# International Data Encryption Algorithm

 related topics {math, number, function} {system, computer, user} {game, team, player} {law, state, case} {theory, work, human} {work, book, publish}

In cryptography, the International Data Encryption Algorithm (IDEA) is a block cipher designed by James Massey of ETH Zurich and Xuejia Lai and was first described in 1991. As a block cipher, it is also symmetric. The algorithm was intended as a replacement for the Data Encryption Standard. IDEA is a minor revision of an earlier cipher, PES (Proposed Encryption Standard); IDEA was originally called IPES (Improved PES).

The cipher was designed under a research contract with the Hasler Foundation, which became part of Ascom-Tech AG. The cipher is patented in a number of countries but is freely available for non-commercial use. The name "IDEA" is also a trademark.

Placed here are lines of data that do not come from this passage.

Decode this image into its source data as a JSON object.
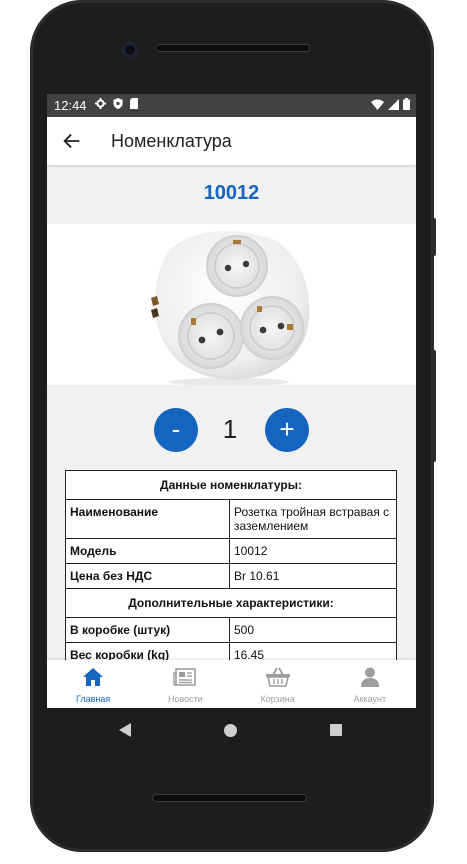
{
  "status_bar": {
    "time": "12:44"
  },
  "app_bar": {
    "title": "Номенклатура"
  },
  "product": {
    "code": "10012"
  },
  "quantity": {
    "minus_label": "-",
    "value": "1",
    "plus_label": "+"
  },
  "details_table": {
    "section1_header": "Данные номенклатуры:",
    "rows1": [
      {
        "key": "Наименование",
        "value": "Розетка тройная встравая с заземлением"
      },
      {
        "key": "Модель",
        "value": "10012"
      },
      {
        "key": "Цена без НДС",
        "value": "Br 10.61"
      }
    ],
    "section2_header": "Дополнительные характеристики:",
    "rows2": [
      {
        "key": "В коробке (штук)",
        "value": "500"
      },
      {
        "key": "Вес коробки (kg)",
        "value": "16.45"
      }
    ]
  },
  "bottom_nav": [
    {
      "label": "Главная",
      "icon": "home-icon",
      "active": true
    },
    {
      "label": "Новости",
      "icon": "newspaper-icon",
      "active": false
    },
    {
      "label": "Корзина",
      "icon": "basket-icon",
      "active": false
    },
    {
      "label": "Аккаунт",
      "icon": "user-icon",
      "active": false
    }
  ],
  "colors": {
    "accent": "#1565c0",
    "statusbar": "#424242"
  }
}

The patents will expire in 2011–2012. Today, IDEA is licensed in all the countries where it is patented by MediaCrypt.

IDEA was used in Pretty Good Privacy (PGP) v2.0, and was incorporated after the original cipher used in v1.0, BassOmatic, was found to be insecure.[2] IDEA is an optional algorithm in the OpenPGP standard.

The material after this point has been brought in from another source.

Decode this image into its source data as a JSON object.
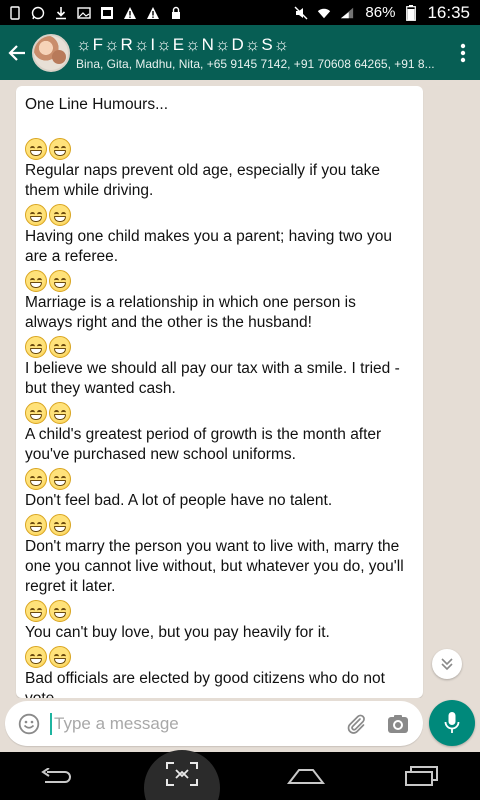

## Contents

### Operation

IDEA operates on 64-bit blocks using a 128-bit key, and consists of a series of eight identical transformations (a round, see the illustration) and an output transformation (the half-round). The processes for encryption and decryption are similar. IDEA derives much of its security by interleaving operations from different groupsmodular addition and multiplication, and bitwise eXclusive OR (XOR) — which are algebraically "incompatible" in some sense. In more detail, these operators, which all deal with 16-bit quantities, are:

• Bitwise eXclusive OR (denoted with a blue circled plus ).
• Addition modulo 216 (denoted with a green boxed plus ).
• Multiplication modulo 216+1, where the all-zero word (0x0000) is interpreted as 216 (denoted by a red circled dot ).

After the eight rounds comes a final "half round", the output transformation illustrated below: